Just to make clear--that last post wasn't insinuating that all men are creepy assholes. Plenty are, of course. And plenty of women are conniving, gold-digging bitches. Blah blah blah. I think our stereotypes of each other are pretty well mined for material already.

Actually, when I reflected on those encounters (and I'm lucky, to be sure, that those kinds of encounters are rare for me) I was interested in the fact that the encounters themselves were pretty much harmless--no overt threats, either verbal or physical--but that my reaction was automatically one of mistrust and apprehension.

It's just another one of those things I'm sort of pondering lately, learning more about for pretty much the first time. I'm not the one to turn to for informed discussion about gender issues--you want some smart, fun discussion about that, you need to visit Bitch.
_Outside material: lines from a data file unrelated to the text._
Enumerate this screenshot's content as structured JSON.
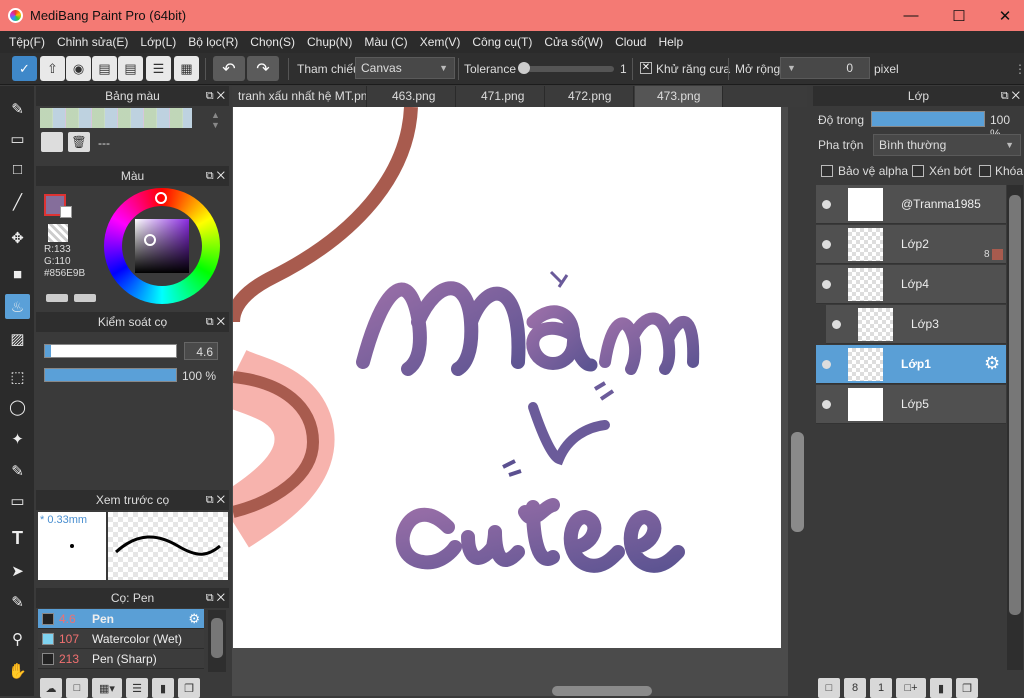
{
  "window": {
    "title": "MediBang Paint Pro (64bit)"
  },
  "menu": [
    "Tệp(F)",
    "Chỉnh sửa(E)",
    "Lớp(L)",
    "Bộ lọc(R)",
    "Chọn(S)",
    "Chụp(N)",
    "Màu (C)",
    "Xem(V)",
    "Công cụ(T)",
    "Cửa sổ(W)",
    "Cloud",
    "Help"
  ],
  "toolbar": {
    "reference_label": "Tham chiếu",
    "reference_value": "Canvas",
    "tolerance_label": "Tolerance",
    "tolerance_value": "1",
    "antialias_label": "Khử răng cưa",
    "expand_label": "Mở rộng",
    "expand_value": "0",
    "expand_unit": "pixel"
  },
  "palette_panel": {
    "title": "Bảng màu",
    "name": "---"
  },
  "color_panel": {
    "title": "Màu",
    "r": "R:133",
    "g": "G:110",
    "hex": "#856E9B",
    "main_color": "#856E9B"
  },
  "brush_control": {
    "title": "Kiểm soát cọ",
    "size": "4.6",
    "opacity": "100 %",
    "opacity_fraction": 1.0
  },
  "brush_preview": {
    "title": "Xem trước cọ",
    "size_label": "* 0.33mm"
  },
  "brush_list": {
    "title": "Cọ: Pen",
    "items": [
      {
        "size": "4.6",
        "name": "Pen",
        "color": "#2a2a2a"
      },
      {
        "size": "107",
        "name": "Watercolor (Wet)",
        "color": "#7fd3f0"
      },
      {
        "size": "213",
        "name": "Pen (Sharp)",
        "color": "#2a2a2a"
      }
    ]
  },
  "tabs": [
    "tranh xấu nhất hệ MT.png",
    "463.png",
    "471.png",
    "472.png",
    "473.png"
  ],
  "layers_panel": {
    "title": "Lớp",
    "opacity_label": "Độ trong",
    "opacity_value": "100 %",
    "blend_label": "Pha trộn",
    "blend_value": "Bình thường",
    "protect_alpha": "Bảo vệ alpha",
    "clip": "Xén bớt",
    "lock": "Khóa",
    "layers": [
      {
        "name": "@Tranma1985",
        "badge": ""
      },
      {
        "name": "Lớp2",
        "badge": "8"
      },
      {
        "name": "Lớp4",
        "badge": ""
      },
      {
        "name": "Lớp3",
        "badge": ""
      },
      {
        "name": "Lớp1",
        "badge": ""
      },
      {
        "name": "Lớp5",
        "badge": ""
      }
    ]
  },
  "icons": {
    "theme": "#5aa0d8"
  }
}
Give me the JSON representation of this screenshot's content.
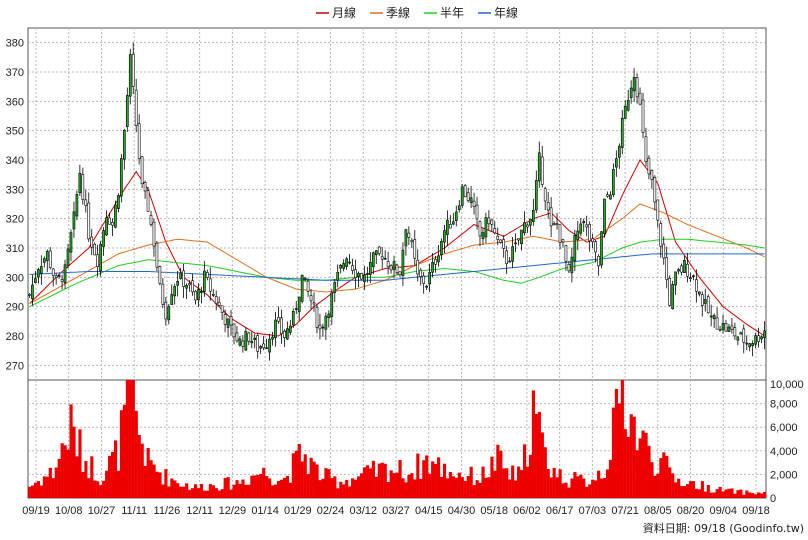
{
  "chart_data": {
    "type": "candlestick",
    "legend": [
      {
        "name": "月線",
        "color": "#cc0000"
      },
      {
        "name": "季線",
        "color": "#e07020"
      },
      {
        "name": "半年",
        "color": "#22cc22"
      },
      {
        "name": "年線",
        "color": "#2266cc"
      }
    ],
    "x_ticks": [
      "09/19",
      "10/08",
      "10/27",
      "11/11",
      "11/26",
      "12/11",
      "12/29",
      "01/14",
      "01/29",
      "02/24",
      "03/12",
      "03/27",
      "04/15",
      "04/30",
      "05/18",
      "06/02",
      "06/17",
      "07/03",
      "07/21",
      "08/05",
      "08/20",
      "09/04",
      "09/18"
    ],
    "price_axis": {
      "ylim": [
        265,
        385
      ],
      "ticks": [
        270,
        280,
        290,
        300,
        310,
        320,
        330,
        340,
        350,
        360,
        370,
        380
      ]
    },
    "volume_axis": {
      "ylim": [
        0,
        10000
      ],
      "tick_labels": [
        "10,000",
        "8,000",
        "6,000",
        "4,000",
        "2,000",
        "0"
      ],
      "tick_values": [
        10000,
        8000,
        6000,
        4000,
        2000,
        0
      ]
    },
    "price_anchors": [
      [
        0,
        294
      ],
      [
        3,
        304
      ],
      [
        6,
        308
      ],
      [
        9,
        298
      ],
      [
        12,
        302
      ],
      [
        15,
        320
      ],
      [
        17,
        336
      ],
      [
        20,
        315
      ],
      [
        23,
        306
      ],
      [
        26,
        322
      ],
      [
        28,
        318
      ],
      [
        30,
        330
      ],
      [
        32,
        350
      ],
      [
        34,
        374
      ],
      [
        36,
        352
      ],
      [
        38,
        330
      ],
      [
        40,
        324
      ],
      [
        42,
        312
      ],
      [
        44,
        296
      ],
      [
        46,
        288
      ],
      [
        48,
        296
      ],
      [
        50,
        300
      ],
      [
        53,
        298
      ],
      [
        56,
        292
      ],
      [
        59,
        300
      ],
      [
        62,
        294
      ],
      [
        65,
        288
      ],
      [
        68,
        282
      ],
      [
        71,
        278
      ],
      [
        74,
        280
      ],
      [
        77,
        276
      ],
      [
        80,
        278
      ],
      [
        83,
        284
      ],
      [
        86,
        280
      ],
      [
        89,
        286
      ],
      [
        92,
        300
      ],
      [
        95,
        292
      ],
      [
        98,
        282
      ],
      [
        101,
        290
      ],
      [
        104,
        300
      ],
      [
        107,
        308
      ],
      [
        110,
        302
      ],
      [
        113,
        300
      ],
      [
        116,
        306
      ],
      [
        119,
        308
      ],
      [
        122,
        304
      ],
      [
        125,
        302
      ],
      [
        127,
        318
      ],
      [
        129,
        310
      ],
      [
        131,
        300
      ],
      [
        134,
        298
      ],
      [
        137,
        306
      ],
      [
        140,
        316
      ],
      [
        143,
        320
      ],
      [
        146,
        330
      ],
      [
        149,
        326
      ],
      [
        152,
        314
      ],
      [
        155,
        320
      ],
      [
        158,
        312
      ],
      [
        161,
        306
      ],
      [
        164,
        310
      ],
      [
        167,
        318
      ],
      [
        170,
        322
      ],
      [
        172,
        340
      ],
      [
        174,
        328
      ],
      [
        176,
        316
      ],
      [
        178,
        318
      ],
      [
        180,
        310
      ],
      [
        182,
        300
      ],
      [
        184,
        312
      ],
      [
        186,
        320
      ],
      [
        188,
        316
      ],
      [
        190,
        310
      ],
      [
        192,
        304
      ],
      [
        194,
        325
      ],
      [
        196,
        330
      ],
      [
        198,
        340
      ],
      [
        200,
        352
      ],
      [
        202,
        362
      ],
      [
        204,
        370
      ],
      [
        206,
        358
      ],
      [
        208,
        338
      ],
      [
        210,
        332
      ],
      [
        212,
        318
      ],
      [
        214,
        306
      ],
      [
        216,
        292
      ],
      [
        218,
        300
      ],
      [
        221,
        304
      ],
      [
        224,
        300
      ],
      [
        227,
        292
      ],
      [
        230,
        286
      ],
      [
        233,
        284
      ],
      [
        236,
        282
      ],
      [
        239,
        280
      ],
      [
        242,
        278
      ],
      [
        245,
        279
      ],
      [
        248,
        282
      ]
    ],
    "volume_anchors": [
      [
        0,
        1000
      ],
      [
        8,
        2200
      ],
      [
        14,
        6000
      ],
      [
        18,
        3500
      ],
      [
        24,
        1800
      ],
      [
        30,
        4000
      ],
      [
        34,
        9800
      ],
      [
        36,
        6500
      ],
      [
        40,
        3000
      ],
      [
        46,
        1800
      ],
      [
        52,
        1200
      ],
      [
        56,
        900
      ],
      [
        62,
        1100
      ],
      [
        70,
        1300
      ],
      [
        78,
        2200
      ],
      [
        86,
        1600
      ],
      [
        92,
        3800
      ],
      [
        98,
        2000
      ],
      [
        104,
        1400
      ],
      [
        110,
        1700
      ],
      [
        116,
        2200
      ],
      [
        122,
        2500
      ],
      [
        128,
        2100
      ],
      [
        134,
        3200
      ],
      [
        140,
        2400
      ],
      [
        146,
        2000
      ],
      [
        152,
        1700
      ],
      [
        158,
        3200
      ],
      [
        162,
        2000
      ],
      [
        166,
        1900
      ],
      [
        170,
        7600
      ],
      [
        174,
        3500
      ],
      [
        178,
        2000
      ],
      [
        182,
        1600
      ],
      [
        188,
        1400
      ],
      [
        194,
        2500
      ],
      [
        198,
        6500
      ],
      [
        200,
        10000
      ],
      [
        204,
        6000
      ],
      [
        206,
        5200
      ],
      [
        210,
        3500
      ],
      [
        214,
        2800
      ],
      [
        218,
        1600
      ],
      [
        224,
        1200
      ],
      [
        232,
        700
      ],
      [
        240,
        500
      ],
      [
        248,
        400
      ]
    ],
    "ma_month": [
      [
        0,
        291
      ],
      [
        10,
        301
      ],
      [
        20,
        310
      ],
      [
        26,
        320
      ],
      [
        32,
        330
      ],
      [
        36,
        336
      ],
      [
        40,
        330
      ],
      [
        46,
        312
      ],
      [
        52,
        300
      ],
      [
        60,
        294
      ],
      [
        68,
        286
      ],
      [
        76,
        281
      ],
      [
        84,
        280
      ],
      [
        90,
        284
      ],
      [
        96,
        290
      ],
      [
        104,
        296
      ],
      [
        110,
        300
      ],
      [
        120,
        303
      ],
      [
        130,
        304
      ],
      [
        140,
        310
      ],
      [
        150,
        318
      ],
      [
        160,
        314
      ],
      [
        170,
        320
      ],
      [
        176,
        322
      ],
      [
        182,
        316
      ],
      [
        188,
        312
      ],
      [
        194,
        314
      ],
      [
        200,
        328
      ],
      [
        206,
        340
      ],
      [
        212,
        332
      ],
      [
        218,
        312
      ],
      [
        226,
        300
      ],
      [
        234,
        290
      ],
      [
        242,
        284
      ],
      [
        248,
        280
      ]
    ],
    "ma_quarter": [
      [
        0,
        291
      ],
      [
        16,
        300
      ],
      [
        30,
        308
      ],
      [
        40,
        311
      ],
      [
        50,
        313
      ],
      [
        60,
        312
      ],
      [
        70,
        306
      ],
      [
        80,
        300
      ],
      [
        90,
        296
      ],
      [
        100,
        295
      ],
      [
        110,
        296
      ],
      [
        120,
        299
      ],
      [
        130,
        304
      ],
      [
        140,
        308
      ],
      [
        150,
        311
      ],
      [
        160,
        312
      ],
      [
        170,
        314
      ],
      [
        180,
        312
      ],
      [
        190,
        313
      ],
      [
        200,
        320
      ],
      [
        206,
        325
      ],
      [
        214,
        322
      ],
      [
        222,
        318
      ],
      [
        232,
        314
      ],
      [
        242,
        310
      ],
      [
        248,
        307
      ]
    ],
    "ma_half": [
      [
        0,
        290
      ],
      [
        16,
        298
      ],
      [
        30,
        304
      ],
      [
        40,
        306
      ],
      [
        50,
        305
      ],
      [
        60,
        304
      ],
      [
        70,
        302
      ],
      [
        80,
        300
      ],
      [
        90,
        299
      ],
      [
        100,
        299
      ],
      [
        110,
        300
      ],
      [
        120,
        300
      ],
      [
        130,
        302
      ],
      [
        140,
        303
      ],
      [
        150,
        302
      ],
      [
        160,
        299
      ],
      [
        166,
        298
      ],
      [
        172,
        300
      ],
      [
        180,
        303
      ],
      [
        190,
        305
      ],
      [
        200,
        310
      ],
      [
        206,
        312
      ],
      [
        214,
        313
      ],
      [
        222,
        313
      ],
      [
        232,
        312
      ],
      [
        242,
        311
      ],
      [
        248,
        310
      ]
    ],
    "ma_year": [
      [
        0,
        301
      ],
      [
        20,
        302
      ],
      [
        40,
        302
      ],
      [
        60,
        301
      ],
      [
        80,
        300
      ],
      [
        100,
        299
      ],
      [
        120,
        299
      ],
      [
        140,
        301
      ],
      [
        160,
        303
      ],
      [
        180,
        305
      ],
      [
        200,
        307
      ],
      [
        210,
        308
      ],
      [
        230,
        308
      ],
      [
        248,
        308
      ]
    ],
    "footer": "資料日期: 09/18  (Goodinfo.tw)"
  }
}
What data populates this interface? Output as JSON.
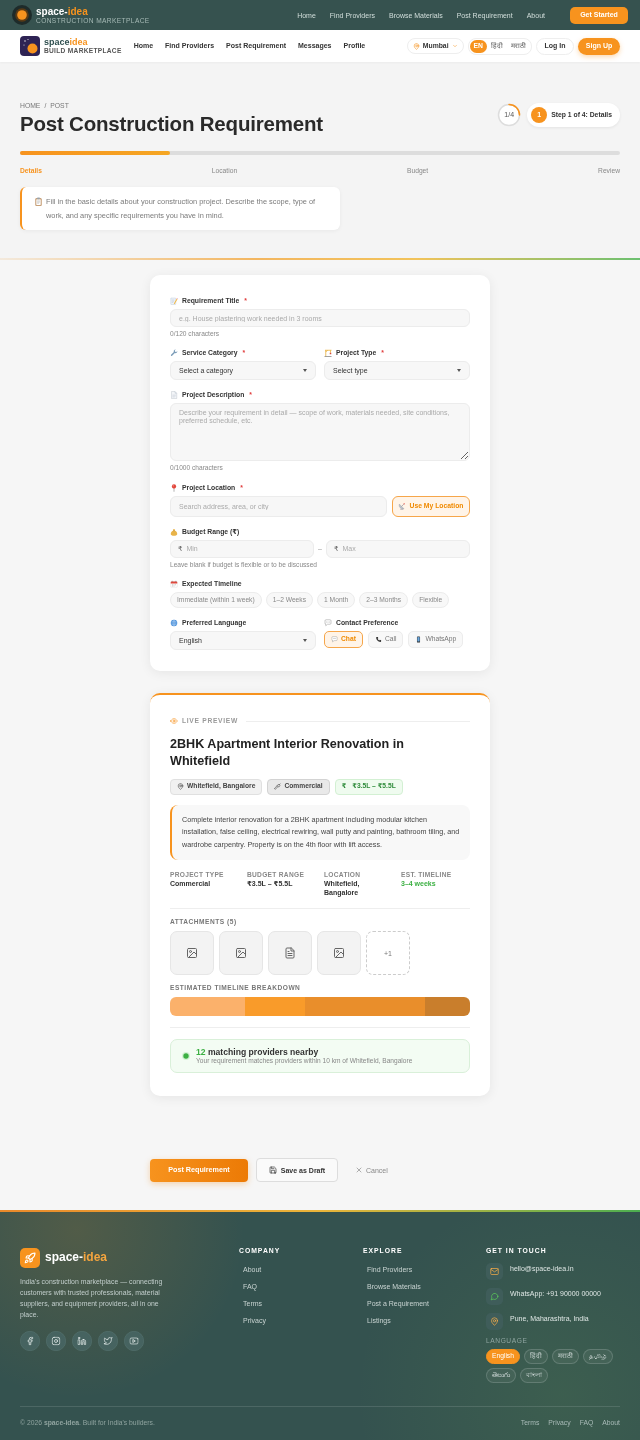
{
  "top_nav": {
    "brand": {
      "prefix": "space-",
      "accent": "idea"
    },
    "tagline": "CONSTRUCTION MARKETPLACE",
    "links": [
      "Home",
      "Find Providers",
      "Browse Materials",
      "Post Requirement",
      "About"
    ],
    "cta": "Get Started"
  },
  "main_nav": {
    "brand": {
      "prefix": "space",
      "accent": "idea"
    },
    "tagline": "BUILD MARKETPLACE",
    "links": [
      "Home",
      "Find Providers",
      "Post Requirement",
      "Messages",
      "Profile"
    ],
    "city": "Mumbai",
    "languages": [
      {
        "label": "EN",
        "selected": true
      },
      {
        "label": "हिंदी",
        "selected": false
      },
      {
        "label": "मराठी",
        "selected": false
      }
    ],
    "login": "Log In",
    "signup": "Sign Up"
  },
  "header": {
    "breadcrumb": [
      "HOME",
      "POST"
    ],
    "breadcrumb_separator": "/",
    "title": "Post Construction Requirement",
    "step_ring": {
      "label": "1/4"
    },
    "step_badge": {
      "number": "1",
      "label": "Step 1 of 4: Details"
    },
    "progress": {
      "level": 0.25
    },
    "steps": [
      {
        "label": "Details",
        "selected": true
      },
      {
        "label": "Location",
        "selected": false
      },
      {
        "label": "Budget",
        "selected": false
      },
      {
        "label": "Review",
        "selected": false
      }
    ],
    "info": "Fill in the basic details about your construction project. Describe the scope, type of work, and any specific requirements you have in mind."
  },
  "form": {
    "title_field": {
      "label": "Requirement Title",
      "required_mark": "*",
      "placeholder": "e.g. House plastering work needed in 3 rooms",
      "counter": "0/120 characters"
    },
    "category": {
      "label": "Service Category",
      "required_mark": "*",
      "value": "Select a category"
    },
    "project_type": {
      "label": "Project Type",
      "required_mark": "*",
      "value": "Select type"
    },
    "description": {
      "label": "Project Description",
      "required_mark": "*",
      "placeholder": "Describe your requirement in detail — scope of work, materials needed, site conditions, preferred schedule, etc.",
      "counter": "0/1000 characters"
    },
    "location": {
      "label": "Project Location",
      "required_mark": "*",
      "placeholder": "Search address, area, or city",
      "button": "Use My Location"
    },
    "budget": {
      "label": "Budget Range (₹)",
      "currency": "₹",
      "min_placeholder": "Min",
      "separator": "–",
      "max_placeholder": "Max",
      "hint": "Leave blank if budget is flexible or to be discussed"
    },
    "timeline": {
      "label": "Expected Timeline",
      "options": [
        {
          "label": "Immediate (within 1 week)",
          "selected": false
        },
        {
          "label": "1–2 Weeks",
          "selected": false
        },
        {
          "label": "1 Month",
          "selected": false
        },
        {
          "label": "2–3 Months",
          "selected": false
        },
        {
          "label": "Flexible",
          "selected": false
        }
      ]
    },
    "language": {
      "label": "Preferred Language",
      "value": "English"
    },
    "contact": {
      "label": "Contact Preference",
      "options": [
        {
          "kind": "chat",
          "label": "Chat",
          "selected": true
        },
        {
          "kind": "call",
          "label": "Call",
          "selected": false
        },
        {
          "kind": "whatsapp",
          "label": "WhatsApp",
          "selected": false
        }
      ]
    }
  },
  "preview": {
    "label": "LIVE PREVIEW",
    "title": "2BHK Apartment Interior Renovation in Whitefield",
    "tags": [
      {
        "kind": "location",
        "label": "Whitefield, Bangalore"
      },
      {
        "kind": "type",
        "label": "Commercial"
      },
      {
        "kind": "budget",
        "prefix": "₹",
        "label": "₹3.5L – ₹5.5L"
      }
    ],
    "description": "Complete interior renovation for a 2BHK apartment including modular kitchen installation, false ceiling, electrical rewiring, wall putty and painting, bathroom tiling, and wardrobe carpentry. Property is on the 4th floor with lift access.",
    "stats": [
      {
        "label": "PROJECT TYPE",
        "value": "Commercial",
        "highlighted": false
      },
      {
        "label": "BUDGET RANGE",
        "value": "₹3.5L – ₹5.5L",
        "highlighted": false
      },
      {
        "label": "LOCATION",
        "value": "Whitefield, Bangalore",
        "highlighted": false
      },
      {
        "label": "EST. TIMELINE",
        "value": "3–4 weeks",
        "highlighted": true
      }
    ],
    "attachments": {
      "label": "ATTACHMENTS (5)",
      "items": [
        {
          "kind": "image"
        },
        {
          "kind": "image"
        },
        {
          "kind": "document"
        },
        {
          "kind": "image"
        },
        {
          "kind": "more",
          "label": "+1"
        }
      ]
    },
    "timeline_breakdown": {
      "label": "ESTIMATED TIMELINE BREAKDOWN"
    },
    "matches": {
      "count": "12",
      "text": "matching providers nearby",
      "detail": "Your requirement matches providers within 10 km of Whitefield, Bangalore"
    }
  },
  "actions": [
    {
      "kind": "primary",
      "label": "Post Requirement"
    },
    {
      "kind": "draft",
      "label": "Save as Draft"
    },
    {
      "kind": "cancel",
      "label": "Cancel"
    }
  ],
  "footer": {
    "brand": {
      "prefix": "space-",
      "accent": "idea"
    },
    "about": "India's construction marketplace — connecting customers with trusted professionals, material suppliers, and equipment providers, all in one place.",
    "columns": [
      {
        "title": "COMPANY",
        "links": [
          "About",
          "FAQ",
          "Terms",
          "Privacy"
        ]
      },
      {
        "title": "EXPLORE",
        "links": [
          "Find Providers",
          "Browse Materials",
          "Post a Requirement",
          "Listings"
        ]
      }
    ],
    "contact": {
      "title": "GET IN TOUCH",
      "items": [
        {
          "kind": "email",
          "text": "hello@space-idea.in"
        },
        {
          "kind": "whatsapp",
          "text": "WhatsApp: +91 90000 00000"
        },
        {
          "kind": "address",
          "text": "Pune, Maharashtra, India"
        }
      ]
    },
    "language": {
      "label": "LANGUAGE",
      "options": [
        {
          "label": "English",
          "selected": true
        },
        {
          "label": "हिंदी",
          "selected": false
        },
        {
          "label": "मराठी",
          "selected": false
        },
        {
          "label": "தமிழ்",
          "selected": false
        },
        {
          "label": "తెలుగు",
          "selected": false
        },
        {
          "label": "বাংলা",
          "selected": false
        }
      ]
    },
    "copyright": "© 2026 **space-idea**. Built for India's builders.",
    "bottom_links": [
      "Terms",
      "Privacy",
      "FAQ",
      "About"
    ]
  }
}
Ph.D., Alas, a Blog, feministe, Mouse Words--hell, just go to What She Said! and scroll down the right side. I'm just rattling new ideas around in my head here, occasionally rolling them out like dice here to see what lands.

Like learning how many differences between men and women, things I was always taught are fundamental gender differences, turn out to be the result of socialization rather than genetics.

Like the subtle (and not so subtle) ways women are still portrayed as the "other" in our society. I'm not used to seeing that as blatantly as the man in the elevator revealed it--"should I let the woman out first?" There was a mild furor online recently about a Bell ad that, as Amanda at Mouse Words said, "is clearly meant to be a bit tongue-in-cheek, but even so the joke doesn't make sense unless the intended audience is comfortable with the misogynist notion that the female body is something children must be 'protected' from seeing." And that's a fairly common notion, at least among the people I grew up with. (Remember when John Ashcroft ordered draperies to cover the exposed breast of the Spirit of Justice?)

Like noticing when I read a nonfiction book and can't find a single positive portrayal of a woman, when every single woman for a hundred pages is dismissed as "cranky" or "probably a prostitute" or "fat and slow."

Just thoughts, that's all. I'm by no means accusing all men of being misogynist assholes. And collective guilt seems unnecessary to me. Unless, you know, it spurs you to stand up to your brothers when you encounter their sexist behavior, as Hugo encourages here. (Scroll down through the recap of the past discussion until you see the bold line, "Men aren't hard enough on each other." Oh, and if you only click one link in this linky-dink post, I'd have to suggest you make it that last one.)

That's all. Thanks for listening, internet. You're too good to me.